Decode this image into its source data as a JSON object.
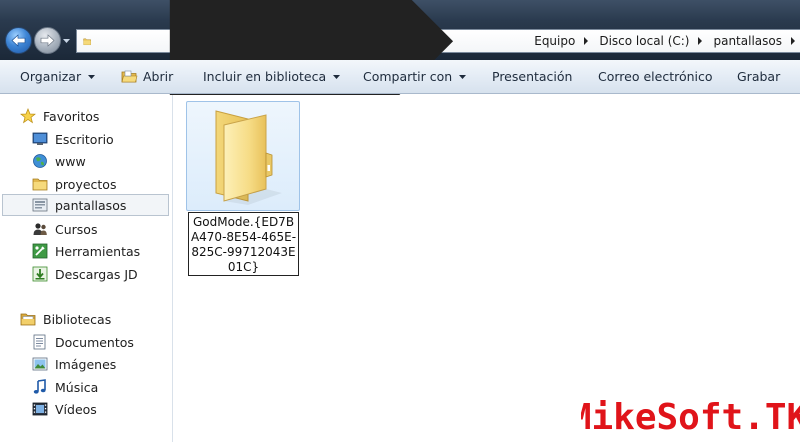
{
  "address_bar": {
    "breadcrumbs": [
      "Equipo",
      "Disco local (C:)",
      "pantallasos"
    ],
    "back_icon": "back-arrow-icon",
    "forward_icon": "forward-arrow-icon"
  },
  "command_bar": {
    "organize": "Organizar",
    "open": "Abrir",
    "include_library": "Incluir en biblioteca",
    "share_with": "Compartir con",
    "presentation": "Presentación",
    "email": "Correo electrónico",
    "burn": "Grabar"
  },
  "sidebar": {
    "favorites": {
      "label": "Favoritos",
      "items": [
        {
          "label": "Escritorio",
          "icon": "desktop-icon"
        },
        {
          "label": "www",
          "icon": "globe-icon"
        },
        {
          "label": "proyectos",
          "icon": "folder-icon"
        },
        {
          "label": "pantallasos",
          "icon": "screenshot-folder-icon",
          "selected": true
        },
        {
          "label": "Cursos",
          "icon": "people-icon"
        },
        {
          "label": "Herramientas",
          "icon": "tools-icon"
        },
        {
          "label": "Descargas JD",
          "icon": "download-icon"
        }
      ]
    },
    "libraries": {
      "label": "Bibliotecas",
      "items": [
        {
          "label": "Documentos",
          "icon": "documents-icon"
        },
        {
          "label": "Imágenes",
          "icon": "pictures-icon"
        },
        {
          "label": "Música",
          "icon": "music-icon"
        },
        {
          "label": "Vídeos",
          "icon": "videos-icon"
        }
      ]
    }
  },
  "content": {
    "items": [
      {
        "name": "GodMode.{ED7BA470-8E54-465E-825C-99712043E01C}",
        "icon": "folder-icon",
        "renaming": true
      }
    ]
  },
  "watermark": {
    "text": "MikeSoft.TK",
    "colors": {
      "fill": "#e0141a",
      "outline": "#ffffff"
    }
  },
  "colors": {
    "addressbar_dark": "#1b2838",
    "commandbar_light": "#e4ecf5",
    "selection_blue": "#dcecfb"
  }
}
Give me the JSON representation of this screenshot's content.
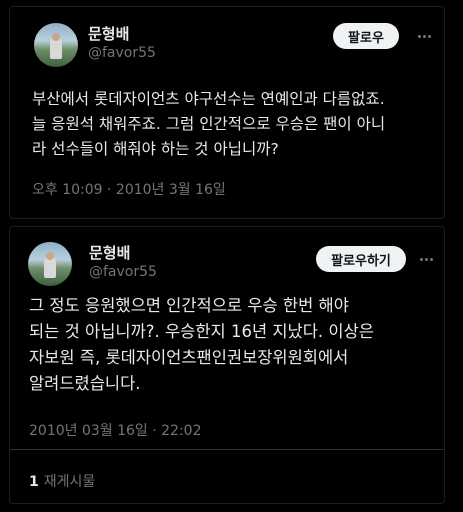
{
  "tweet1": {
    "display_name": "문형배",
    "handle": "@favor55",
    "follow_label": "팔로우",
    "text": "부산에서 롯데자이언츠 야구선수는 연예인과 다름없죠.\n늘 응원석 채워주죠. 그럼 인간적으로 우승은 팬이 아니\n라 선수들이 해줘야 하는 것 아닙니까?",
    "timestamp": "오후 10:09 · 2010년 3월 16일"
  },
  "tweet2": {
    "display_name": "문형배",
    "handle": "@favor55",
    "follow_label": "팔로우하기",
    "text": "그 정도 응원했으면 인간적으로 우승 한번 해야\n되는 것 아닙니까?. 우승한지 16년 지났다. 이상은\n자보원 즉, 롯데자이언츠팬인권보장위원회에서\n알려드렸습니다.",
    "timestamp": "2010년 03월 16일 · 22:02",
    "retweet_count": "1",
    "retweet_label": "재게시물"
  }
}
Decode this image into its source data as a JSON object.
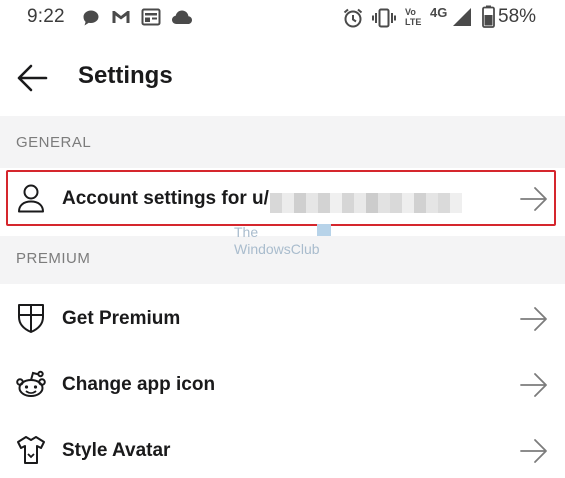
{
  "status_bar": {
    "time": "9:22",
    "left_icons": [
      "chat-bubble-icon",
      "gmail-icon",
      "news-icon",
      "cloud-icon"
    ],
    "right_icons": [
      "alarm-icon",
      "vibrate-icon",
      "volte-icon",
      "4g-icon",
      "signal-icon",
      "battery-icon"
    ],
    "network_label": "4G",
    "volte_label": "Vo LTE",
    "battery": "58%"
  },
  "app_bar": {
    "title": "Settings"
  },
  "sections": {
    "general": {
      "header": "GENERAL",
      "items": [
        {
          "label": "Account settings for u/",
          "icon": "user-icon",
          "arrow": "arrow-right-icon",
          "highlighted": true,
          "highlight_color": "#d5262d"
        }
      ]
    },
    "premium": {
      "header": "PREMIUM",
      "items": [
        {
          "label": "Get Premium",
          "icon": "shield-icon",
          "arrow": "arrow-right-icon"
        },
        {
          "label": "Change app icon",
          "icon": "reddit-alien-icon",
          "arrow": "arrow-right-icon"
        },
        {
          "label": "Style Avatar",
          "icon": "shirt-icon",
          "arrow": "arrow-right-icon"
        }
      ]
    }
  },
  "watermark": {
    "line1": "The",
    "line2": "WindowsClub"
  },
  "colors": {
    "background": "#ffffff",
    "section_header_bg": "#f4f4f5",
    "section_header_text": "#7c7c7c",
    "text": "#1a1a1b",
    "highlight": "#d5262d"
  }
}
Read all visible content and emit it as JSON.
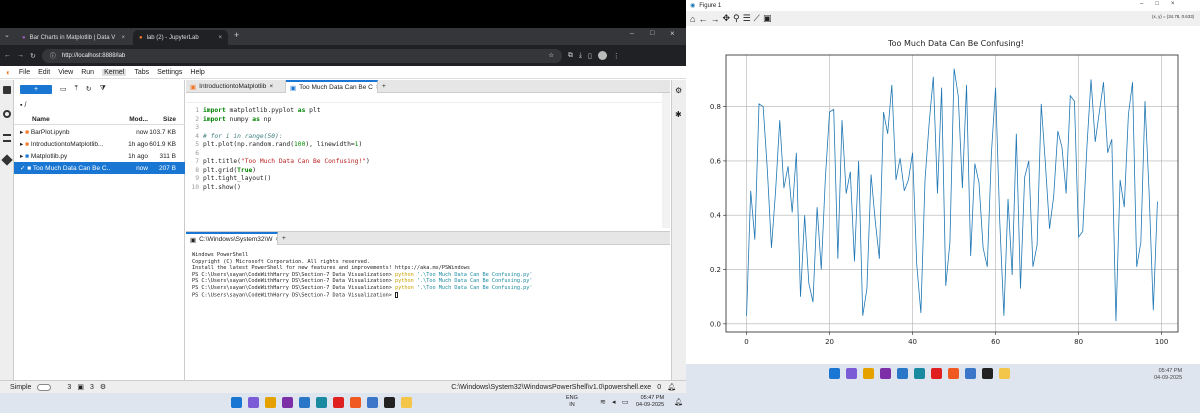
{
  "browser": {
    "tabs": [
      {
        "label": "Bar Charts in Matplotlib | Data V",
        "active": false
      },
      {
        "label": "lab (2) - JupyterLab",
        "active": true
      }
    ],
    "url": "http://localhost:8888/lab"
  },
  "jupyter": {
    "menu": [
      "File",
      "Edit",
      "View",
      "Run",
      "Kernel",
      "Tabs",
      "Settings",
      "Help"
    ],
    "active_menu": "Kernel",
    "new_button": "+",
    "breadcrumb": "/",
    "file_columns": {
      "name": "Name",
      "modified": "Mod...",
      "size": "Size"
    },
    "files": [
      {
        "name": "BarPlot.ipynb",
        "modified": "now",
        "size": "103.7 KB",
        "selected": false
      },
      {
        "name": "IntroductiontoMatplotlib...",
        "modified": "1h ago",
        "size": "601.9 KB",
        "selected": false
      },
      {
        "name": "Matplotlib.py",
        "modified": "1h ago",
        "size": "311 B",
        "selected": false
      },
      {
        "name": "Too Much Data Can Be C...",
        "modified": "now",
        "size": "207 B",
        "selected": true
      }
    ],
    "editor_tabs": [
      "IntroductiontoMatplotlib",
      "Too Much Data Can Be C"
    ],
    "code_lines": [
      {
        "n": "1",
        "parts": [
          {
            "t": "import",
            "c": "kw"
          },
          {
            "t": " matplotlib.pyplot ",
            "c": ""
          },
          {
            "t": "as",
            "c": "kw"
          },
          {
            "t": " plt",
            "c": ""
          }
        ]
      },
      {
        "n": "2",
        "parts": [
          {
            "t": "import",
            "c": "kw"
          },
          {
            "t": " numpy ",
            "c": ""
          },
          {
            "t": "as",
            "c": "kw"
          },
          {
            "t": " np",
            "c": ""
          }
        ]
      },
      {
        "n": "3",
        "parts": []
      },
      {
        "n": "4",
        "parts": [
          {
            "t": "# for i in range(50):",
            "c": "cm"
          }
        ]
      },
      {
        "n": "5",
        "parts": [
          {
            "t": "plt.plot(np.random.rand(",
            "c": ""
          },
          {
            "t": "100",
            "c": "num"
          },
          {
            "t": "), linewidth=",
            "c": ""
          },
          {
            "t": "1",
            "c": "num"
          },
          {
            "t": ")",
            "c": ""
          }
        ]
      },
      {
        "n": "6",
        "parts": []
      },
      {
        "n": "7",
        "parts": [
          {
            "t": "plt.title(",
            "c": ""
          },
          {
            "t": "\"Too Much Data Can Be Confusing!\"",
            "c": "str"
          },
          {
            "t": ")",
            "c": ""
          }
        ]
      },
      {
        "n": "8",
        "parts": [
          {
            "t": "plt.grid(",
            "c": ""
          },
          {
            "t": "True",
            "c": "kw"
          },
          {
            "t": ")",
            "c": ""
          }
        ]
      },
      {
        "n": "9",
        "parts": [
          {
            "t": "plt.tight_layout()",
            "c": ""
          }
        ]
      },
      {
        "n": "10",
        "parts": [
          {
            "t": "plt.show()",
            "c": ""
          }
        ]
      }
    ],
    "terminal_tab": "C:\\Windows\\System32\\W",
    "terminal_lines": [
      "Windows PowerShell",
      "Copyright (C) Microsoft Corporation. All rights reserved.",
      "",
      "Install the latest PowerShell for new features and improvements! https://aka.ms/PSWindows",
      ""
    ],
    "prompt": "PS C:\\Users\\sayan\\CodeWithHarry DS\\Section-7 Data Visualization> ",
    "prompt_cmd": "python",
    "prompt_arg": " '.\\Too Much Data Can Be Confusing.py'",
    "status": {
      "mode": "Simple",
      "count1": "3",
      "count2": "3",
      "path": "C:\\Windows\\System32\\WindowsPowerShell\\v1.0\\powershell.exe",
      "zero": "0"
    }
  },
  "taskbar": {
    "lang1": "ENG",
    "lang2": "IN",
    "time": "05:47 PM",
    "date": "04-09-2025"
  },
  "figure": {
    "window_title": "Figure 1",
    "coord_readout": "(x, y) = (34.78, 0.633)"
  },
  "colors": {
    "line": "#1f77b4",
    "accent": "#1976d2",
    "jupyter": "#f37726"
  },
  "chart_data": {
    "type": "line",
    "title": "Too Much Data Can Be Confusing!",
    "xlim": [
      -4.95,
      103.95
    ],
    "ylim": [
      -0.03,
      0.99
    ],
    "xticks": [
      0,
      20,
      40,
      60,
      80,
      100
    ],
    "yticks": [
      0.0,
      0.2,
      0.4,
      0.6,
      0.8
    ],
    "grid": true,
    "series": [
      {
        "values": [
          0.03,
          0.49,
          0.31,
          0.81,
          0.8,
          0.57,
          0.28,
          0.49,
          0.75,
          0.5,
          0.58,
          0.41,
          0.63,
          0.1,
          0.4,
          0.15,
          0.08,
          0.43,
          0.2,
          0.54,
          0.78,
          0.79,
          0.24,
          0.75,
          0.48,
          0.56,
          0.23,
          0.6,
          0.03,
          0.13,
          0.55,
          0.38,
          0.24,
          0.78,
          0.7,
          0.88,
          0.53,
          0.61,
          0.49,
          0.53,
          0.63,
          0.22,
          0.04,
          0.53,
          0.74,
          0.91,
          0.48,
          0.87,
          0.14,
          0.3,
          0.94,
          0.84,
          0.5,
          0.88,
          0.25,
          0.59,
          0.52,
          0.28,
          0.21,
          0.63,
          0.87,
          0.38,
          0.03,
          0.46,
          0.18,
          0.7,
          0.13,
          0.54,
          0.6,
          0.21,
          0.29,
          0.81,
          0.59,
          0.35,
          0.47,
          0.71,
          0.65,
          0.48,
          0.84,
          0.82,
          0.32,
          0.34,
          0.65,
          0.9,
          0.67,
          0.78,
          0.89,
          0.63,
          0.68,
          0.01,
          0.53,
          0.43,
          0.77,
          0.89,
          0.21,
          0.3,
          0.82,
          0.48,
          0.05,
          0.45
        ]
      }
    ]
  }
}
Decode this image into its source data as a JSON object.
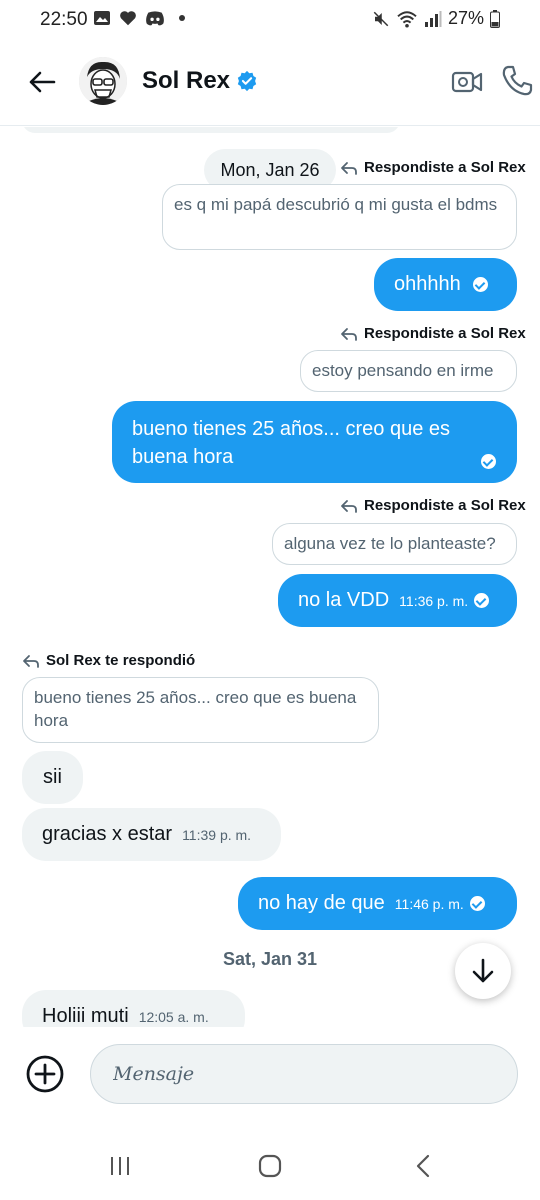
{
  "status_bar": {
    "time": "22:50",
    "battery": "27%",
    "icons": [
      "gallery-icon",
      "heart-icon",
      "discord-icon",
      "dot-icon",
      "mute-icon",
      "wifi-icon",
      "signal-icon",
      "battery-icon"
    ]
  },
  "header": {
    "contact_name": "Sol Rex",
    "verified": true,
    "accent_color": "#1d9bf0"
  },
  "messages": [
    {
      "type": "date",
      "text": "Mon, Jan 26"
    },
    {
      "type": "reply_label",
      "text": "Respondiste a Sol Rex"
    },
    {
      "type": "quote",
      "text": "es q mi papá descubrió q mi gusta el bdms"
    },
    {
      "type": "out",
      "text": "ohhhhh",
      "time": ""
    },
    {
      "type": "reply_label",
      "text": "Respondiste a Sol Rex"
    },
    {
      "type": "quote",
      "text": "estoy pensando en irme"
    },
    {
      "type": "out",
      "text": "bueno tienes 25 años... creo que es buena hora",
      "time": ""
    },
    {
      "type": "reply_label",
      "text": "Respondiste a Sol Rex"
    },
    {
      "type": "quote",
      "text": "alguna vez te lo planteaste?"
    },
    {
      "type": "out",
      "text": "no la VDD",
      "time": "11:36 p. m."
    },
    {
      "type": "reply_label_in",
      "text": "Sol Rex te respondió"
    },
    {
      "type": "quote_in",
      "text": "bueno tienes 25 años... creo que es buena hora"
    },
    {
      "type": "in",
      "text": "sii",
      "time": ""
    },
    {
      "type": "in",
      "text": "gracias x estar",
      "time": "11:39 p. m."
    },
    {
      "type": "out",
      "text": "no hay de que",
      "time": "11:46 p. m."
    },
    {
      "type": "date",
      "text": "Sat, Jan 31"
    },
    {
      "type": "in",
      "text": "Holiii muti",
      "time": "12:05 a. m."
    }
  ],
  "composer": {
    "placeholder": "Mensaje"
  }
}
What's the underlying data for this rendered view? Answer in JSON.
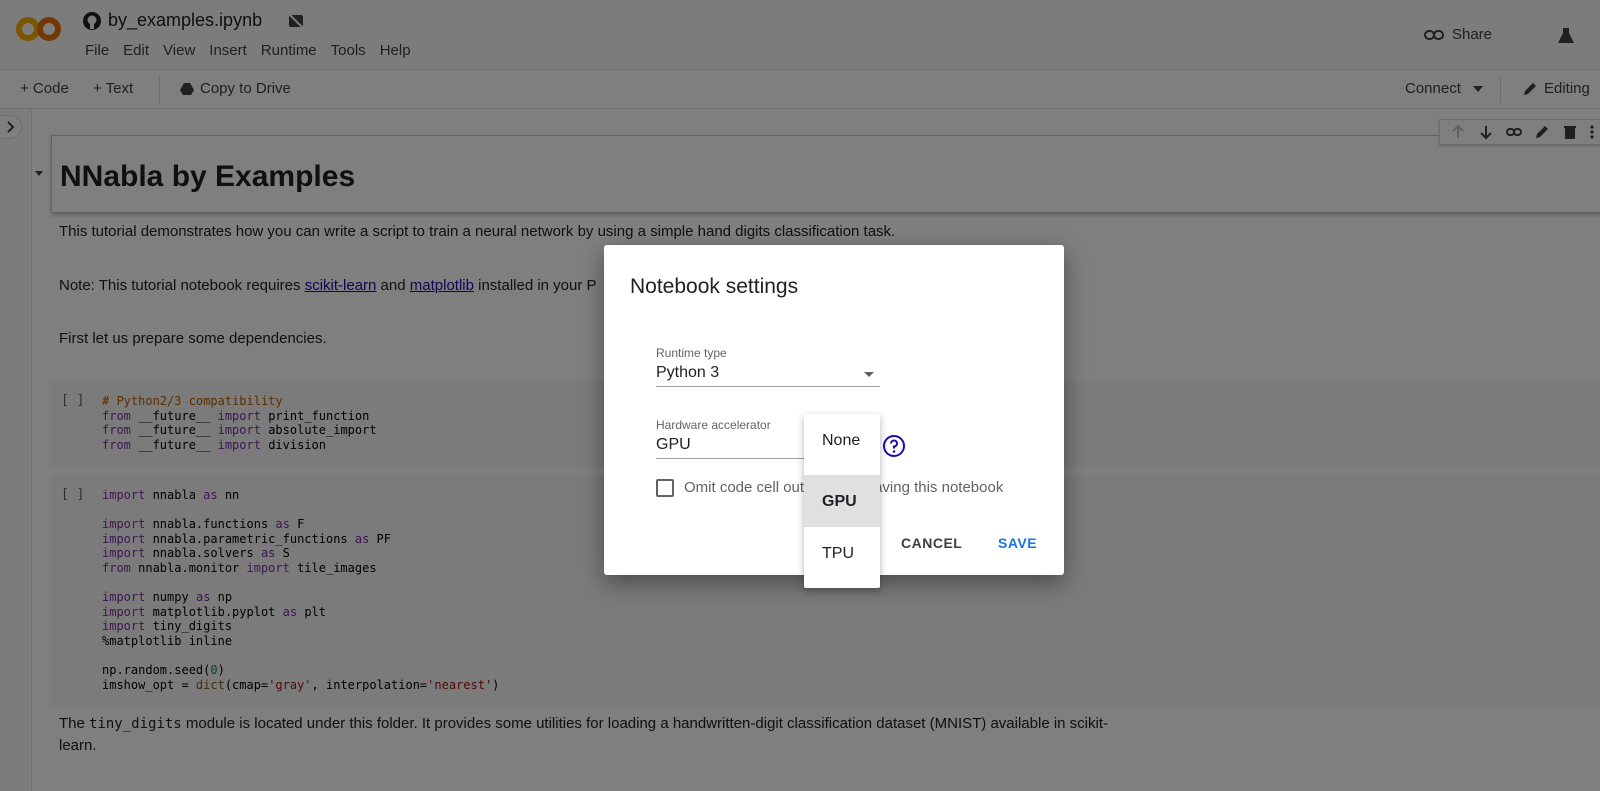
{
  "header": {
    "title": "by_examples.ipynb",
    "menu": [
      "File",
      "Edit",
      "View",
      "Insert",
      "Runtime",
      "Tools",
      "Help"
    ],
    "share_label": "Share"
  },
  "toolbar": {
    "code_label": "+ Code",
    "text_label": "+ Text",
    "copy_label": "Copy to Drive",
    "connect_label": "Connect",
    "editing_label": "Editing"
  },
  "notebook": {
    "heading": "NNabla by Examples",
    "intro": "This tutorial demonstrates how you can write a script to train a neural network by using a simple hand digits classification task.",
    "note_prefix": "Note: This tutorial notebook requires ",
    "note_link1": "scikit-learn",
    "note_and": " and ",
    "note_link2": "matplotlib",
    "note_suffix": " installed in your P",
    "prep": "First let us prepare some dependencies.",
    "run_bracket": "[ ]",
    "module_prefix": "The ",
    "module_code": "tiny_digits",
    "module_suffix": " module is located under this folder. It provides some utilities for loading a handwritten-digit classification dataset (MNIST) available in scikit-",
    "module_line2": "learn."
  },
  "dialog": {
    "title": "Notebook settings",
    "runtime_label": "Runtime type",
    "runtime_value": "Python 3",
    "hw_label": "Hardware accelerator",
    "hw_value": "GPU",
    "omit_label_visible_left": "Omit code cell out",
    "omit_label_visible_right": "aving this notebook",
    "cancel": "CANCEL",
    "save": "SAVE",
    "omit_checked": false
  },
  "dropdown": {
    "options": [
      "None",
      "GPU",
      "TPU"
    ],
    "selected": "GPU"
  },
  "colors": {
    "accent": "#1a73e8",
    "link": "#1a0dab",
    "logo_orange": "#f9ab00",
    "help_icon": "#1a0dab"
  }
}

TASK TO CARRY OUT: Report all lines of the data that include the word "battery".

RESULT:
      "battery-icon"
    "battery": "58%"
    "battery": "27%",
      "battery-icon"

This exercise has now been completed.